March 23, 2012
Day 27 by SD

On Hair

Serious face.I cut my bangs again today to be a little chunkier and a little straighter. My bangs have basically been swept to the side since early high school, when my mom still cut my hair and she accidentally trimmed too much by my face. Suddenly it was WOAH, okay, bangs now. Probably one of the best accidents of my life because honestly, I feel like I don’t look great without bangs these days. I believe the word my boyfriend used for it was “weird.” Anyway, I don’t know if you know, but this chunky thing is a big deal. 

There’s not a whole lot that can be done with smooth, straight Asian hair, so I guess bangs is as exciting as I get. I tried dying my hair a reddish brown a couple times in high school, and I must swear to never go back to that place. I look young with really short hair; my mom gave me an asymmetrical bob in elementary school and the memories still haunt me. Curling it is kind of a pain in the ass because it falls limp even with hairspray, and when it’s layered, it slips out of braids and other fun hairstyles so easily that it’s like WHY EVEN BOTHER.

The whole idea that clever layering is the best you can do with Asian hair seemed to be confirmed the first time an Asian woman was on America’s Next Top Model. Tyra et al barely changed the model’s long, layered locks during the makeover process, and she was all “WTF? This is it? This is all you can do?” Which on one hand, whatever, you already have rockin’ locks grl, but on the other hand, you go on the show expecting to have Tyra Banks tell you how to be prettier during a mad makeover and then WOMP you coulda did what she did in your bathroom on a Friday night.
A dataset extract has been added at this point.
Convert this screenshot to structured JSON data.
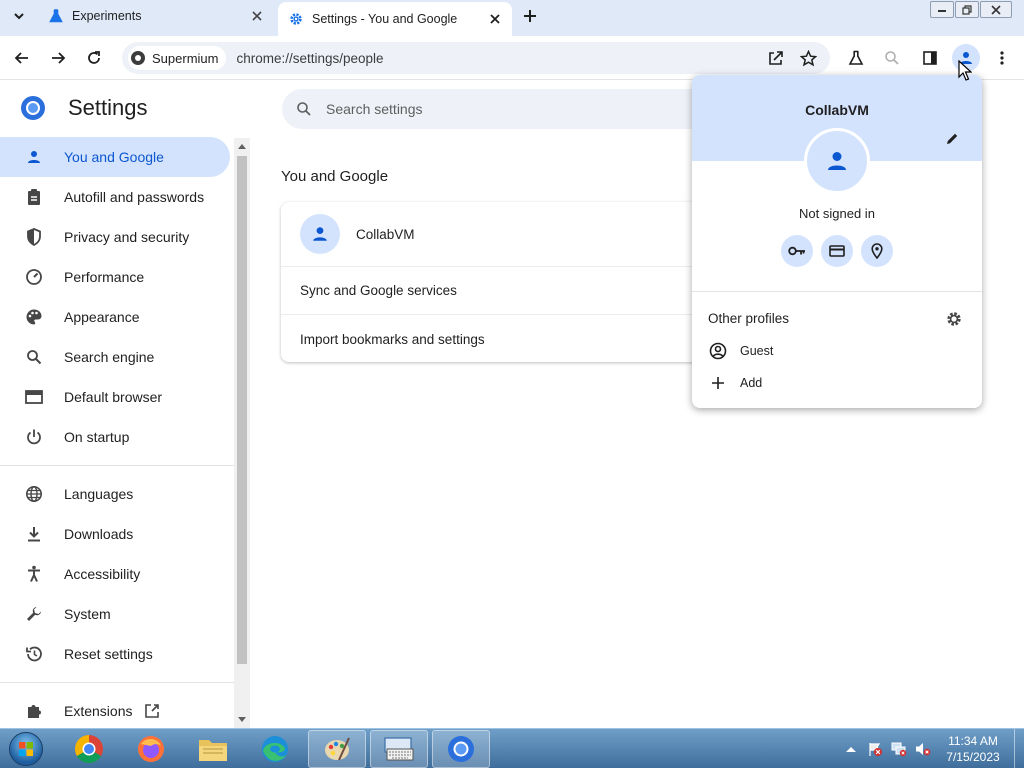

For Asian ladies, you’re basically always winning and always losing with your hair. So many stereotypes are attached to it, both ultra-positive and somewhat negative—I think that’s why I’ve thought so much about how to make mine different. The extent to which I’ve thought about hair has been richly documented by oral means (hehe), which basically means my friends and I have chit-chatted a lot. One friend suggested I ditch the sidesweep and go full on chunky straight bang. But for a long time, chunky straight bangs on an Asian woman signified FOBiness to me. It struck an image of someone who wasn’t quite up on America yet, emphasizing her Asianness. I said this to her even though I had seen beautiful, decidedly “Western”-dressing Asian women with chic chunky bangs. I couldn’t go through with it myself.

When I dyed my hair in high school, my friends told me I look Korean, because the stereotype is that Korean girls dye their hair lighter colors, not Chinese ones. And many Asians and Asian-Americans—not just women—will tell you that they try to fight looking so young for their age for various reasons. So I really can’t cut it too short, lest I look too young. But what if I grow it out too long? Will that make me look young too? Basically hair has always been my biggest daily branding weapon. It’s kind of a big deal.

Ultimately, you gotta hope that people look past your hair and see into your soul, or whatever Bono’s saying these days. My wonderful co-blogger BC is finally moving past her own internal debate about hair this weekend and taking a risk by chopping her long hair off into a posh—and Posh Spice?—bob. She has literally been talking to me about this since freshman year of college, so I am very proud that she’s finally going for it. On my end, finally snipping my obnoxiously long bangs into a chunky fringe was my personal hair branding change. It feels different, even if looks about the same.

And all things said, it’s just hair. It’ll grow out.

Blog comments powered by Disqus